Tracey frowned. “A slow day at Christmas?”
“How’s Becky?” he asked, changing the subject.
“No, should there be?”
Jim shook his head and stared at the small, artificial Christmas tree in the corner of the room. A set of LED lights twinkled away on the branches, the glow reflecting from a few sad looking baubles and lengths of tinsel. It looked pathetic, and they only erected it to try to maintain the festive spirit that none of them felt.
Jim walked across the room and knocked on his daughter’s bedroom door and then entered. The curtains were partially drawn, and grey light filtered through the gap, illuminating his ten year old daughter’s face, accentuating her pale skin. She sniffled as he entered, and turned her head on the pillow to look up.
“Hi Dad.” She produced a faint smile that faded on her lips.
Jim sat on the edge of the bed and leaned over to kiss his daughter’s forehead. “How you feeling, sweetie?” He squeezed her hand. She felt so cold.
She started panting slightly and Jim stroked her hair.
He sat with her, praying to hear the phone ring, but it remained tauntingly silent. After a while he left the bedroom and picked up the receiver, just to check that it was still working. He contemplated calling the hospital, but he couldn’t question them about new possible donors without giving away his misdemeanours.
He collapsed onto the chair in the corner of the room and stared at the window. Darkness pervaded the grey sky and the temperature had dropped. All across the city, lights twinkled in myriad houses, where happy families sat preparing for the big day. Jim knew that if a donor wasn’t found soon then his daughter probably wouldn’t see Christmas.
Raised voices attracted his attention, and he realised there were Carol singers at his door. He listened to the words as they sang Joy to the World.
Tears rolled down his cheeks. Tracey came across and squeezed his shoulder.
“It’s not fair,” he said. “Why us? Why our Becky?”
“I don’t know. It’s just the way it is I guess.”
“No God can exist that would let this happen. She’s just a baby.”
The carollers stopped singing and there was a knock on the door. Tracey walked across the room and opened the door to give them some money.
Jim contemplated the lyrics he had just heard:
No more let sins and sorrows grow,

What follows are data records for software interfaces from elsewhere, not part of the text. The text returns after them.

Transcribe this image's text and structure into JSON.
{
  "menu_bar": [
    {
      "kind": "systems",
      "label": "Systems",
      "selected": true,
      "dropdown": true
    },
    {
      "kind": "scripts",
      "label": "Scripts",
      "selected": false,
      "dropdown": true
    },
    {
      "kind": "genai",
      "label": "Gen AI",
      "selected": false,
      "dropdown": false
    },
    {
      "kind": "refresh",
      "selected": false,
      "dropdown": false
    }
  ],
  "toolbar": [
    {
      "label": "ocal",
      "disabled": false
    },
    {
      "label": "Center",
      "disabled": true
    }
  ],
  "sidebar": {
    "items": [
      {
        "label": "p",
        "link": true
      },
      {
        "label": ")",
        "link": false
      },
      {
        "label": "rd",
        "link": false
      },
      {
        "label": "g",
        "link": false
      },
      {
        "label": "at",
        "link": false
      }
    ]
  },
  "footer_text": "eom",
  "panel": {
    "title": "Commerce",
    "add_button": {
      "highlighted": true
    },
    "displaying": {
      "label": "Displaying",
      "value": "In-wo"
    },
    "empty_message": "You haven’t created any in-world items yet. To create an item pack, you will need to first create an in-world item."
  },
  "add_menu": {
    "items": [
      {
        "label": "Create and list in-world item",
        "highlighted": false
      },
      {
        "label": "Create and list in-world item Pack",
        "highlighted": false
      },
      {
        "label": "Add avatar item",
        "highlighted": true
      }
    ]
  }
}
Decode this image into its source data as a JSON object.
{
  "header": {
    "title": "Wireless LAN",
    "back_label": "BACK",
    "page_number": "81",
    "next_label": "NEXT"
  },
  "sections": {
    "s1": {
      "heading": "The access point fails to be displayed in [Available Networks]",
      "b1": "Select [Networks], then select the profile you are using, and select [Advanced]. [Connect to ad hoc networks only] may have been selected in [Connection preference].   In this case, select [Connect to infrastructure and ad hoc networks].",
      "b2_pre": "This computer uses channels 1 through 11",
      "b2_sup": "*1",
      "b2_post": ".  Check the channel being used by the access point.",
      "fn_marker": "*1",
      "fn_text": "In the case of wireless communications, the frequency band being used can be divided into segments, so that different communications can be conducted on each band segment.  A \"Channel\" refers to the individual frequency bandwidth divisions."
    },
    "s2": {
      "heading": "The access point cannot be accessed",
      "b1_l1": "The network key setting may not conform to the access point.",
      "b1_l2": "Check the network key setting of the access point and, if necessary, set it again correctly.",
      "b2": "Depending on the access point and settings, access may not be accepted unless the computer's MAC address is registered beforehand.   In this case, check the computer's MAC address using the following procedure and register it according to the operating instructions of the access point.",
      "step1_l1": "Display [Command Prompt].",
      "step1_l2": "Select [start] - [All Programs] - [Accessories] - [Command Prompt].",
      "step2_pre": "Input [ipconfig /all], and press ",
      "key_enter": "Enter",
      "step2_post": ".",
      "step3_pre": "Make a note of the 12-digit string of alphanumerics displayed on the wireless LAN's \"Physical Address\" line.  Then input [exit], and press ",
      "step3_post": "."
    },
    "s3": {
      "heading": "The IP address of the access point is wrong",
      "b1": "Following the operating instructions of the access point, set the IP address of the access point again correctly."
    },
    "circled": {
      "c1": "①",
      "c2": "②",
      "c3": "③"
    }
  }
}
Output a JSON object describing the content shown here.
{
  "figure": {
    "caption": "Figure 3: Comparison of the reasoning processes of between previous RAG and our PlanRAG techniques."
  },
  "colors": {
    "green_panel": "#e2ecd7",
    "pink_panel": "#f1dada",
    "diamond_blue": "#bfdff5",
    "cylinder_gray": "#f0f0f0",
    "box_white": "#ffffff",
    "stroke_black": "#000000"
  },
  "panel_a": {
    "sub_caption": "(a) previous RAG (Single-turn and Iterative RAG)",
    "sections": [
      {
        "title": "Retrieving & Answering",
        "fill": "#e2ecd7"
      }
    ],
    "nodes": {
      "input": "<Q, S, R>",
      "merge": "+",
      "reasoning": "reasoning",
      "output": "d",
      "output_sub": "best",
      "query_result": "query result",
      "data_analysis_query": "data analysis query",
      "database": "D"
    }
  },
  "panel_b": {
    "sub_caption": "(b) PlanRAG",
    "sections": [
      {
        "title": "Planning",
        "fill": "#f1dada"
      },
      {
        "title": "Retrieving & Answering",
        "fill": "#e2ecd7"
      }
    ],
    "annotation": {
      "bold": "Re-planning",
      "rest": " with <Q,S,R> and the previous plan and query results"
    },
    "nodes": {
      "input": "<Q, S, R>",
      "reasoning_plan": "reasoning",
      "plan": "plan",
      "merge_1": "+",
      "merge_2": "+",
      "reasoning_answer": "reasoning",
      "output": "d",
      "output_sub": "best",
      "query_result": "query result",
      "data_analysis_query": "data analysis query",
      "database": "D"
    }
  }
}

Nor thorns infest the ground;
He comes to make His blessings flow
Far as the curse is found,
Far as the curse is found,
Far as, far as, the curse is found.
Well they were certainly cursed. How many more people was he going to have to kill in order to try to save his daughter?
Tracey was watching the television when the call came. She immediately rang a taxi and then rushed into Becky’s room. “They’ve found a match,” she said, choking back the tears.
Becky stared open mouthed. After a moment, she said, “Where’s Dad?”
“It’s Christmas Eve, so he’s at work. I’ll ring him now and he can meet us at the hospital.” She proceeded to ring Jim’s mobile number, but it rang through to the answering service. She guessed he was busy playing Santa, so she left a message.
By the time they reached the hospital, she still hadn’t managed to contact Jim.
“I want him here,” Becky said.
“So do I. But don’t you worry. He’ll be here by the time you come out of the operating theatre.”
She watched them wheel her daughter away, and then proceeded to the waiting room. She sat and stared at the door, then tried ringing Jim again. Still no answer. Magazines decorated a table top, so she picked one up and thumbed through it, but she couldn’t recall anything she read, so she put it back down. Her heart was racing and her fingers tingled. She couldn’t think about anything other than her daughter.
Movement caught her eye, and she noticed a nurse and a police officer walking towards her. “Mrs Bloor?” the nurse asked.
Tracey frowned and nodded. “This was delivered to reception for you.” She handed across an envelope.
At the same time, the police officer started to speak: “Mrs Bloor, I have some distressing news.”
Confused, Tracey tore open the envelope and pulled out a sheet of paper. As she read, tears filled her eyes, the police officers words fading into the background:
My darling Tracey. You’ve got to believe me when I say that everything I did, I did for Becky. I love her with all my heart.
Merry Christmas, Jim. XXX